Type Logical Grammar is a framework that emerged from the synthesis of two
traditions: Categorial Grammar from formal linguistics and substructural
logics from logic. Grammatical composition is conceived as resource
conscious logical deduction. Such a grammar is necessarily surface oriented
and lexicalistic. The Curry-Howard correspondence supplies an elegant
compositional mapping from syntax to semantics.
Anaphora does not seem to fit well into this framework. In type logical
deductions, each resource is used exactly once. Anaphora, however, is a
phenomenon where semantic resources are used more than once. Generally
admitting the multiple use of lexical resources is not possible because it
would lead to empirical inadequacy and computational intractability.
This book develops a hybrid architecture that allows Type Logical Grammar
to incorporate anaphora resolution into grammatical deduction while
avoiding these consequences. To this end, the grammar logic is enriched
with a connective that specifically deals with anaphora.
After giving a self-contained introduction into Type Logical Grammar in
general, the book discusses the formal properties of this connective. In
the sequel, Jäger applies this machinery to numerous linguistic phenomena
pertaining to the interaction of pronominal anaphora, VP ellipsis and
quantification.

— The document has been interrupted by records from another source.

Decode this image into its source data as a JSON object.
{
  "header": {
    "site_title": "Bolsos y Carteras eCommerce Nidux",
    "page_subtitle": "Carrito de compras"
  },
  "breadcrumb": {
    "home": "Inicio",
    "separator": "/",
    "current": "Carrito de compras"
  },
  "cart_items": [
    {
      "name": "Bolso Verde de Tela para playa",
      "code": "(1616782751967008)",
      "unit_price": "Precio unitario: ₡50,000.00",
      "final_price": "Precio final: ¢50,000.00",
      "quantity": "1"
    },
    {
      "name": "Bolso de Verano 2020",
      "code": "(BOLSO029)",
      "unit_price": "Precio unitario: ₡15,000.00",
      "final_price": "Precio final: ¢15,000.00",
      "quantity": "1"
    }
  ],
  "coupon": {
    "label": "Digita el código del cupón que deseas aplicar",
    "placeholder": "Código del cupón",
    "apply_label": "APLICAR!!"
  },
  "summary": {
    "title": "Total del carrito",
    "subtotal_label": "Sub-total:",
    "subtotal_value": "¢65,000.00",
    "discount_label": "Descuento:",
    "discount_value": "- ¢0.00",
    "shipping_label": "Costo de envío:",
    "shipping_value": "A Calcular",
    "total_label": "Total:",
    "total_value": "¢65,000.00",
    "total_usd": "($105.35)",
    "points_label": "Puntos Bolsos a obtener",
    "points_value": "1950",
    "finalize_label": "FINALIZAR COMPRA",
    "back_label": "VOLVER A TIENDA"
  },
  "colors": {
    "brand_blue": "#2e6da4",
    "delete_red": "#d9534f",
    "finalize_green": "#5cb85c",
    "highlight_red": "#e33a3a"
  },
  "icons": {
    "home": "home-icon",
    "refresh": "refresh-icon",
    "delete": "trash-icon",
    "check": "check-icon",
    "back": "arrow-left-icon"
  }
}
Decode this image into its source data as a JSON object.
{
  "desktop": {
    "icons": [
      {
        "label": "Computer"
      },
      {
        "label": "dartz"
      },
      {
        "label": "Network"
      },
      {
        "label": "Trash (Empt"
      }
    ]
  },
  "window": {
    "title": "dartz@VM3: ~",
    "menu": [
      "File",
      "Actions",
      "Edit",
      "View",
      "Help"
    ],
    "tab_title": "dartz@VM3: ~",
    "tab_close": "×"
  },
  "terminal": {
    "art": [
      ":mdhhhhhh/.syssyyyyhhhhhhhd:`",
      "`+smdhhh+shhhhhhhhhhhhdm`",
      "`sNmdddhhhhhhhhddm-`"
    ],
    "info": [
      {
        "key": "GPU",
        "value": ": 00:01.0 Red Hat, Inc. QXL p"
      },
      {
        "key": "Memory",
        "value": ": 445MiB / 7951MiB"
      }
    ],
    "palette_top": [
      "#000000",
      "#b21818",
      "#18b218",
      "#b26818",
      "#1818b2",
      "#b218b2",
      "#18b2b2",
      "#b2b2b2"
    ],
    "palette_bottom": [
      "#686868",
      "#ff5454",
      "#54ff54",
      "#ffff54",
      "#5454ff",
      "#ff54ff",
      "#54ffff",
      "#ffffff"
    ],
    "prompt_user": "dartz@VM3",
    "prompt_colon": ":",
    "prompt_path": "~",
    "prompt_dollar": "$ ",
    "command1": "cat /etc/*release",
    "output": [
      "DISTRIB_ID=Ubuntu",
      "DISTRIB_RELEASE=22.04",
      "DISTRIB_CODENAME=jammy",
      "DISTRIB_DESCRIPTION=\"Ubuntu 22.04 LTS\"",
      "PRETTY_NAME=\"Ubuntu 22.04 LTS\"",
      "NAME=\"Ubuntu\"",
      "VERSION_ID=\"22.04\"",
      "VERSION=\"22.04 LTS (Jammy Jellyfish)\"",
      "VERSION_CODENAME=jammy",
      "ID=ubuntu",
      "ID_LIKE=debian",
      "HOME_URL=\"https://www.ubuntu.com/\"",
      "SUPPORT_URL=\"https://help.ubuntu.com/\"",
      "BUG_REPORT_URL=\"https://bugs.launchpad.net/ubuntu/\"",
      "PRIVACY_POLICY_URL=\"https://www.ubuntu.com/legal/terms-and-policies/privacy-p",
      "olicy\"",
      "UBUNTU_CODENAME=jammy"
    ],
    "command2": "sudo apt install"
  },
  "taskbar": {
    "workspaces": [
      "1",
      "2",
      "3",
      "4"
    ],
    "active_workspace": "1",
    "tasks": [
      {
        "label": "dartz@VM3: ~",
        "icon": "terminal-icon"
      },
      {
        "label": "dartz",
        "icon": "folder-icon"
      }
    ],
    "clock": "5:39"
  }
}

In the final chapter, the framework is extended to
indefiniteness, specificity and sluicing.